- Your task
Copy the records below in full, changing no character.

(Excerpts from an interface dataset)
------------------------

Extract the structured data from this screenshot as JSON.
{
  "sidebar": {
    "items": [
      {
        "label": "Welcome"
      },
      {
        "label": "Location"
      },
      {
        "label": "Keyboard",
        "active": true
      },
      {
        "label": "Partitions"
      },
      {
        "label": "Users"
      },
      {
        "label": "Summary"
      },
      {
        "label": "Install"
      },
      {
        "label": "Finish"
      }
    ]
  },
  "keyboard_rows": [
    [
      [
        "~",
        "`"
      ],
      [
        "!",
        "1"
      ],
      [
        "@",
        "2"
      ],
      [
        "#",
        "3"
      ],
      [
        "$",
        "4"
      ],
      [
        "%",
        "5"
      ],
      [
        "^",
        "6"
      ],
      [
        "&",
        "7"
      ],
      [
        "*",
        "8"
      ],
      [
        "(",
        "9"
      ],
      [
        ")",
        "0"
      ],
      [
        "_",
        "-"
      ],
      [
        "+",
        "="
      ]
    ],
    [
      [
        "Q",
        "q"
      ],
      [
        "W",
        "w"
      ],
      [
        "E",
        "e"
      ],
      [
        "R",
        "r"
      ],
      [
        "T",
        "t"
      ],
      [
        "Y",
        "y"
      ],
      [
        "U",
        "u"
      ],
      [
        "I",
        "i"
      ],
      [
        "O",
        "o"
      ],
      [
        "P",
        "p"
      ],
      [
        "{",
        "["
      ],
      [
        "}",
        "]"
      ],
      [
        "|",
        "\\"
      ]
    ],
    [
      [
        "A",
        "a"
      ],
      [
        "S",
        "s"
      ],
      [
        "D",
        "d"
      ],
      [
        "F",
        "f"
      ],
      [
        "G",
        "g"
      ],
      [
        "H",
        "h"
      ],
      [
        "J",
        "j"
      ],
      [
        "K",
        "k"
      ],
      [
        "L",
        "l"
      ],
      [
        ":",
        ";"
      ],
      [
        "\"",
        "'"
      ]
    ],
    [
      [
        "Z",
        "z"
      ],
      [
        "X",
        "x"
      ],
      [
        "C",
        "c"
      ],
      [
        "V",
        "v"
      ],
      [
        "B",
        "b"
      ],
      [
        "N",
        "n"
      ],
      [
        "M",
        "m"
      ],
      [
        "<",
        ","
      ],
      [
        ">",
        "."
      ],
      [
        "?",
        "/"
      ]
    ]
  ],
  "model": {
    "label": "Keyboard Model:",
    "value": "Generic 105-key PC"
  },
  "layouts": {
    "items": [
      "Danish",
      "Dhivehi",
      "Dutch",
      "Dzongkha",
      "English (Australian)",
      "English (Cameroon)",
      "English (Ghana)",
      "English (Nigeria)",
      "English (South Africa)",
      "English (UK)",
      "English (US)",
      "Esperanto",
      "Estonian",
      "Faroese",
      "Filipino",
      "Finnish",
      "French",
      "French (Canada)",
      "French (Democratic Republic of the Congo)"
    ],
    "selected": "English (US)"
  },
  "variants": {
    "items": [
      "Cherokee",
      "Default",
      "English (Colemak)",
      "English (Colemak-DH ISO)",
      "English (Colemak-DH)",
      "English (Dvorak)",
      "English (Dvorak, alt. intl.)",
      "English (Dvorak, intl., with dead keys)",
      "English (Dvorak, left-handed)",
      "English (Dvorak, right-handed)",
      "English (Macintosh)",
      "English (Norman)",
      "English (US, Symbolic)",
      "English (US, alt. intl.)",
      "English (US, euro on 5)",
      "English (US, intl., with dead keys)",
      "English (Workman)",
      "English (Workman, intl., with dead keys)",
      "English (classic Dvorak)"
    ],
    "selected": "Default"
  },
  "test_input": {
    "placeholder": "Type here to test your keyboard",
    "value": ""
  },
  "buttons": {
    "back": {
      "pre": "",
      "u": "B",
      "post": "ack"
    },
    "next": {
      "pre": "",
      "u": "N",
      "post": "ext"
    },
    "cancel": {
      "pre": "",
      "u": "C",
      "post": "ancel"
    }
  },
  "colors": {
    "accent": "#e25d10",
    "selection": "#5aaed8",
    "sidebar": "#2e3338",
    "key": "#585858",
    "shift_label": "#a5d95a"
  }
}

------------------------

- Task result
Extract the structured data from this screenshot as JSON.
{
  "sidebar": {
    "items": [
      {
        "label": "Welcome"
      },
      {
        "label": "Location"
      },
      {
        "label": "Keyboard",
        "active": true
      },
      {
        "label": "Partitions"
      },
      {
        "label": "Users"
      },
      {
        "label": "Summary"
      },
      {
        "label": "Install"
      },
      {
        "label": "Finish"
      }
    ]
  },
  "keyboard_rows": [
    [
      [
        "~",
        "`"
      ],
      [
        "!",
        "1"
      ],
      [
        "@",
        "2"
      ],
      [
        "#",
        "3"
      ],
      [
        "$",
        "4"
      ],
      [
        "%",
        "5"
      ],
      [
        "^",
        "6"
      ],
      [
        "&",
        "7"
      ],
      [
        "*",
        "8"
      ],
      [
        "(",
        "9"
      ],
      [
        ")",
        "0"
      ],
      [
        "_",
        "-"
      ],
      [
        "+",
        "="
      ]
    ],
    [
      [
        "Q",
        "q"
      ],
      [
        "W",
        "w"
      ],
      [
        "E",
        "e"
      ],
      [
        "R",
        "r"
      ],
      [
        "T",
        "t"
      ],
      [
        "Y",
        "y"
      ],
      [
        "U",
        "u"
      ],
      [
        "I",
        "i"
      ],
      [
        "O",
        "o"
      ],
      [
        "P",
        "p"
      ],
      [
        "{",
        "["
      ],
      [
        "}",
        "]"
      ],
      [
        "|",
        "\\"
      ]
    ],
    [
      [
        "A",
        "a"
      ],
      [
        "S",
        "s"
      ],
      [
        "D",
        "d"
      ],
      [
        "F",
        "f"
      ],
      [
        "G",
        "g"
      ],
      [
        "H",
        "h"
      ],
      [
        "J",
        "j"
      ],
      [
        "K",
        "k"
      ],
      [
        "L",
        "l"
      ],
      [
        ":",
        ";"
      ],
      [
        "\"",
        "'"
      ]
    ],
    [
      [
        "Z",
        "z"
      ],
      [
        "X",
        "x"
      ],
      [
        "C",
        "c"
      ],
      [
        "V",
        "v"
      ],
      [
        "B",
        "b"
      ],
      [
        "N",
        "n"
      ],
      [
        "M",
        "m"
      ],
      [
        "<",
        ","
      ],
      [
        ">",
        "."
      ],
      [
        "?",
        "/"
      ]
    ]
  ],
  "model": {
    "label": "Keyboard Model:",
    "value": "Generic 105-key PC"
  },
  "layouts": {
    "items": [
      "Danish",
      "Dhivehi",
      "Dutch",
      "Dzongkha",
      "English (Australian)",
      "English (Cameroon)",
      "English (Ghana)",
      "English (Nigeria)",
      "English (South Africa)",
      "English (UK)",
      "English (US)",
      "Esperanto",
      "Estonian",
      "Faroese",
      "Filipino",
      "Finnish",
      "French",
      "French (Canada)",
      "French (Democratic Republic of the Congo)"
    ],
    "selected": "English (US)"
  },
  "variants": {
    "items": [
      "Cherokee",
      "Default",
      "English (Colemak)",
      "English (Colemak-DH ISO)",
      "English (Colemak-DH)",
      "English (Dvorak)",
      "English (Dvorak, alt. intl.)",
      "English (Dvorak, intl., with dead keys)",
      "English (Dvorak, left-handed)",
      "English (Dvorak, right-handed)",
      "English (Macintosh)",
      "English (Norman)",
      "English (US, Symbolic)",
      "English (US, alt. intl.)",
      "English (US, euro on 5)",
      "English (US, intl., with dead keys)",
      "English (Workman)",
      "English (Workman, intl., with dead keys)",
      "English (classic Dvorak)"
    ],
    "selected": "Default"
  },
  "test_input": {
    "placeholder": "Type here to test your keyboard",
    "value": ""
  },
  "buttons": {
    "back": {
      "pre": "",
      "u": "B",
      "post": "ack"
    },
    "next": {
      "pre": "",
      "u": "N",
      "post": "ext"
    },
    "cancel": {
      "pre": "",
      "u": "C",
      "post": "ancel"
    }
  },
  "colors": {
    "accent": "#e25d10",
    "selection": "#5aaed8",
    "sidebar": "#2e3338",
    "key": "#585858",
    "shift_label": "#a5d95a"
  }
}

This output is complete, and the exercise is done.